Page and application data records
*** Begin section ***
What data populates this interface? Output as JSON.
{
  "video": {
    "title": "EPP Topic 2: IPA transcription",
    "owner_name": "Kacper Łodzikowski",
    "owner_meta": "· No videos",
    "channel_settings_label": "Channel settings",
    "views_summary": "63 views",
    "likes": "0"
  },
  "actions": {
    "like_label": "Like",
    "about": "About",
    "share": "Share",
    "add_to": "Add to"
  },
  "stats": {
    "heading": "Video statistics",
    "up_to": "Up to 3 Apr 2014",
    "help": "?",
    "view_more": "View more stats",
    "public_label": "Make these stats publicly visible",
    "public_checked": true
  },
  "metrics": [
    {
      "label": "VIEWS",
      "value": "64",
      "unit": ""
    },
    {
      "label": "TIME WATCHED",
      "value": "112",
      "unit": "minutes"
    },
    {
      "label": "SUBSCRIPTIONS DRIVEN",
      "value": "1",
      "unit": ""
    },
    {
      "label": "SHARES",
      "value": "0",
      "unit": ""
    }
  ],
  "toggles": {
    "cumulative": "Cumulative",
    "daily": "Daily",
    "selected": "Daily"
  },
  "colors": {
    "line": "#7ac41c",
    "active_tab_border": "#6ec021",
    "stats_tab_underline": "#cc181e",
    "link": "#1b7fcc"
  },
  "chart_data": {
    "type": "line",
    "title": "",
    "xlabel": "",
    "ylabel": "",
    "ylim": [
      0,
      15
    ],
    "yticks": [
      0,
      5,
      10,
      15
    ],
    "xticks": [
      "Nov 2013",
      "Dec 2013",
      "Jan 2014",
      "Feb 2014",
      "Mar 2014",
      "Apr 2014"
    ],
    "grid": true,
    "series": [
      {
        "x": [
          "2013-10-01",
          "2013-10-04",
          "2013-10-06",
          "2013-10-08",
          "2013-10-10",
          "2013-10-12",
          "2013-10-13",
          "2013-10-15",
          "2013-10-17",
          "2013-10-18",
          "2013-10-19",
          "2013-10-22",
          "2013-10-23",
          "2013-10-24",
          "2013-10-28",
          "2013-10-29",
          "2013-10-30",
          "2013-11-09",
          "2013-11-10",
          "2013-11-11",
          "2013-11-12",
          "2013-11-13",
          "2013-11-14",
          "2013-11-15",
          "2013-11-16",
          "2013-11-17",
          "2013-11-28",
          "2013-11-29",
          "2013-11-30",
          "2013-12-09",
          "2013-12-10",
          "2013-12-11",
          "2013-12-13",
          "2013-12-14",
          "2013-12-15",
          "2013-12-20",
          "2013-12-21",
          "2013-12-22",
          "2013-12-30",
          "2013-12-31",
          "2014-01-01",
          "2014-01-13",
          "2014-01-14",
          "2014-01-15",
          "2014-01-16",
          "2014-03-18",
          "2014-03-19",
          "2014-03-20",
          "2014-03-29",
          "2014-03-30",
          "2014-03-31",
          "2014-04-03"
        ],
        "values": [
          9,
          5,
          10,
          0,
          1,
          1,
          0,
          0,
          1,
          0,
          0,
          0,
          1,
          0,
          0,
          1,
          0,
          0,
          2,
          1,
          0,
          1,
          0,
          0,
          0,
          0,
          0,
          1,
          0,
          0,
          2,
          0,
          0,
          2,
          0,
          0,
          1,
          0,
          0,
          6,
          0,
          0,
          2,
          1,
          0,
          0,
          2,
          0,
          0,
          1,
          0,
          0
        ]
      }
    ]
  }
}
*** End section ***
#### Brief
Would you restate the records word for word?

#### Written solution
What data populates this interface? Output as JSON.
{
  "video": {
    "title": "EPP Topic 2: IPA transcription",
    "owner_name": "Kacper Łodzikowski",
    "owner_meta": "· No videos",
    "channel_settings_label": "Channel settings",
    "views_summary": "63 views",
    "likes": "0"
  },
  "actions": {
    "like_label": "Like",
    "about": "About",
    "share": "Share",
    "add_to": "Add to"
  },
  "stats": {
    "heading": "Video statistics",
    "up_to": "Up to 3 Apr 2014",
    "help": "?",
    "view_more": "View more stats",
    "public_label": "Make these stats publicly visible",
    "public_checked": true
  },
  "metrics": [
    {
      "label": "VIEWS",
      "value": "64",
      "unit": ""
    },
    {
      "label": "TIME WATCHED",
      "value": "112",
      "unit": "minutes"
    },
    {
      "label": "SUBSCRIPTIONS DRIVEN",
      "value": "1",
      "unit": ""
    },
    {
      "label": "SHARES",
      "value": "0",
      "unit": ""
    }
  ],
  "toggles": {
    "cumulative": "Cumulative",
    "daily": "Daily",
    "selected": "Daily"
  },
  "colors": {
    "line": "#7ac41c",
    "active_tab_border": "#6ec021",
    "stats_tab_underline": "#cc181e",
    "link": "#1b7fcc"
  },
  "chart_data": {
    "type": "line",
    "title": "",
    "xlabel": "",
    "ylabel": "",
    "ylim": [
      0,
      15
    ],
    "yticks": [
      0,
      5,
      10,
      15
    ],
    "xticks": [
      "Nov 2013",
      "Dec 2013",
      "Jan 2014",
      "Feb 2014",
      "Mar 2014",
      "Apr 2014"
    ],
    "grid": true,
    "series": [
      {
        "x": [
          "2013-10-01",
          "2013-10-04",
          "2013-10-06",
          "2013-10-08",
          "2013-10-10",
          "2013-10-12",
          "2013-10-13",
          "2013-10-15",
          "2013-10-17",
          "2013-10-18",
          "2013-10-19",
          "2013-10-22",
          "2013-10-23",
          "2013-10-24",
          "2013-10-28",
          "2013-10-29",
          "2013-10-30",
          "2013-11-09",
          "2013-11-10",
          "2013-11-11",
          "2013-11-12",
          "2013-11-13",
          "2013-11-14",
          "2013-11-15",
          "2013-11-16",
          "2013-11-17",
          "2013-11-28",
          "2013-11-29",
          "2013-11-30",
          "2013-12-09",
          "2013-12-10",
          "2013-12-11",
          "2013-12-13",
          "2013-12-14",
          "2013-12-15",
          "2013-12-20",
          "2013-12-21",
          "2013-12-22",
          "2013-12-30",
          "2013-12-31",
          "2014-01-01",
          "2014-01-13",
          "2014-01-14",
          "2014-01-15",
          "2014-01-16",
          "2014-03-18",
          "2014-03-19",
          "2014-03-20",
          "2014-03-29",
          "2014-03-30",
          "2014-03-31",
          "2014-04-03"
        ],
        "values": [
          9,
          5,
          10,
          0,
          1,
          1,
          0,
          0,
          1,
          0,
          0,
          0,
          1,
          0,
          0,
          1,
          0,
          0,
          2,
          1,
          0,
          1,
          0,
          0,
          0,
          0,
          0,
          1,
          0,
          0,
          2,
          0,
          0,
          2,
          0,
          0,
          1,
          0,
          0,
          6,
          0,
          0,
          2,
          1,
          0,
          0,
          2,
          0,
          0,
          1,
          0,
          0
        ]
      }
    ]
  }
}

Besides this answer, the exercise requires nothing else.